-- Task inputs --
----

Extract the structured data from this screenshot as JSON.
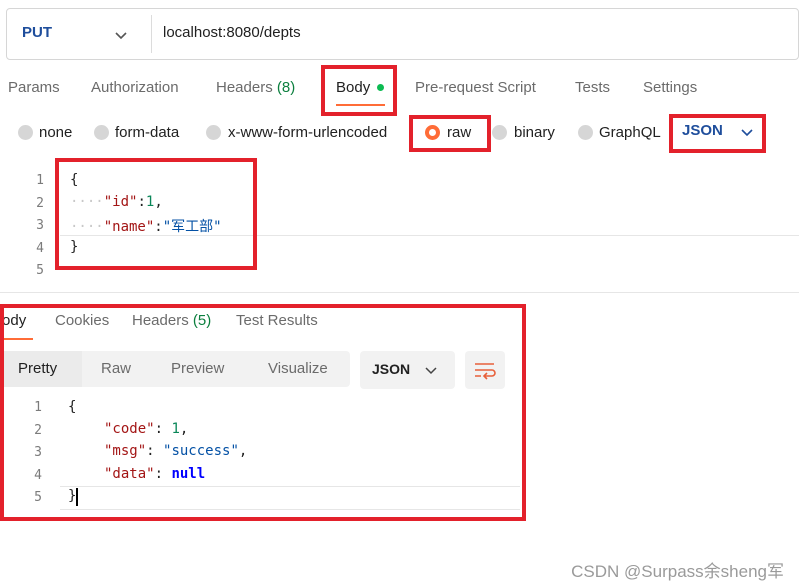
{
  "request": {
    "method": "PUT",
    "url": "localhost:8080/depts"
  },
  "request_tabs": [
    {
      "label": "Params"
    },
    {
      "label": "Authorization"
    },
    {
      "label": "Headers",
      "count": "(8)"
    },
    {
      "label": "Body"
    },
    {
      "label": "Pre-request Script"
    },
    {
      "label": "Tests"
    },
    {
      "label": "Settings"
    }
  ],
  "body_types": [
    "none",
    "form-data",
    "x-www-form-urlencoded",
    "raw",
    "binary",
    "GraphQL"
  ],
  "body_format": "JSON",
  "request_body": {
    "line_numbers": [
      "1",
      "2",
      "3",
      "4",
      "5"
    ],
    "open": "{",
    "indent": "····",
    "id_key": "\"id\"",
    "id_value": "1",
    "name_key": "\"name\"",
    "name_value": "\"军工部\"",
    "close": "}"
  },
  "response_tabs": [
    {
      "label": "Body"
    },
    {
      "label": "Cookies"
    },
    {
      "label": "Headers",
      "count": "(5)"
    },
    {
      "label": "Test Results"
    }
  ],
  "view_modes": [
    "Pretty",
    "Raw",
    "Preview",
    "Visualize"
  ],
  "response_format": "JSON",
  "response_body": {
    "line_numbers": [
      "1",
      "2",
      "3",
      "4",
      "5"
    ],
    "open": "{",
    "code_key": "\"code\"",
    "code_value": "1",
    "msg_key": "\"msg\"",
    "msg_value": "\"success\"",
    "data_key": "\"data\"",
    "data_value": "null",
    "close": "}"
  },
  "watermark": "CSDN @Surpass余sheng军",
  "colors": {
    "accent": "#ff6c37",
    "highlight": "#e3212b",
    "method": "#1f4e9c",
    "count": "#0b7f3e"
  }
}
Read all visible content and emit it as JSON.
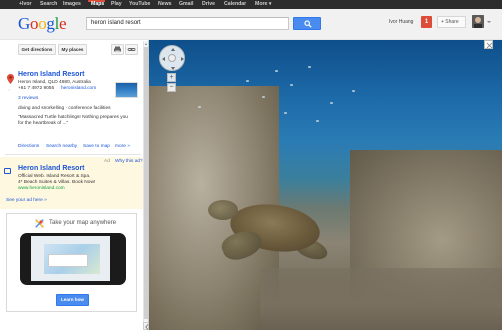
{
  "topnav": {
    "items": [
      "+Ivor",
      "Search",
      "Images",
      "Maps",
      "Play",
      "YouTube",
      "News",
      "Gmail",
      "Drive",
      "Calendar",
      "More"
    ],
    "more_suffix": "▾",
    "active": "Maps",
    "active_color": "#dd4b39"
  },
  "header": {
    "logo": "Google",
    "search_value": "heron island resort",
    "search_icon": "search-icon",
    "username": "Ivor Huang",
    "notifications": "1",
    "share_label": "+ Share",
    "accent": "#4a8bf0"
  },
  "sidebar": {
    "get_directions": "Get directions",
    "my_places": "My places",
    "place": {
      "name": "Heron Island Resort",
      "address": "Heron Island, QLD 4680, Australia",
      "phone": "+61 7 4972 9055",
      "website": "heronisland.com",
      "reviews": "3 reviews",
      "tags": "diving and snorkelling · conference facilities",
      "quote_1": "\"Massacred Turtle hatchlings! Nothing prepares you",
      "quote_2": "for the heartbreak of ...\""
    },
    "actions": {
      "directions": "Directions",
      "search_nearby": "Search nearby",
      "save_to_map": "Save to map",
      "more": "more »"
    },
    "ad": {
      "ad_label": "Ad",
      "why": "Why this ad?",
      "title": "Heron Island Resort",
      "line1": "Official Web. Island Resort & Spa.",
      "line2": "4* Beach Suites & Villas. Book Now!",
      "url": "www.heronisland.com",
      "see_more": "See your ad here »"
    },
    "promo": {
      "headline": "Take your map anywhere",
      "learn_more": "Learn how"
    }
  },
  "map": {
    "zoom_in": "+",
    "zoom_out": "−"
  }
}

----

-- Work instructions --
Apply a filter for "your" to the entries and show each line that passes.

-- Solution to the exercise --
      "see_more": "See your ad here »"
      "headline": "Take your map anywhere",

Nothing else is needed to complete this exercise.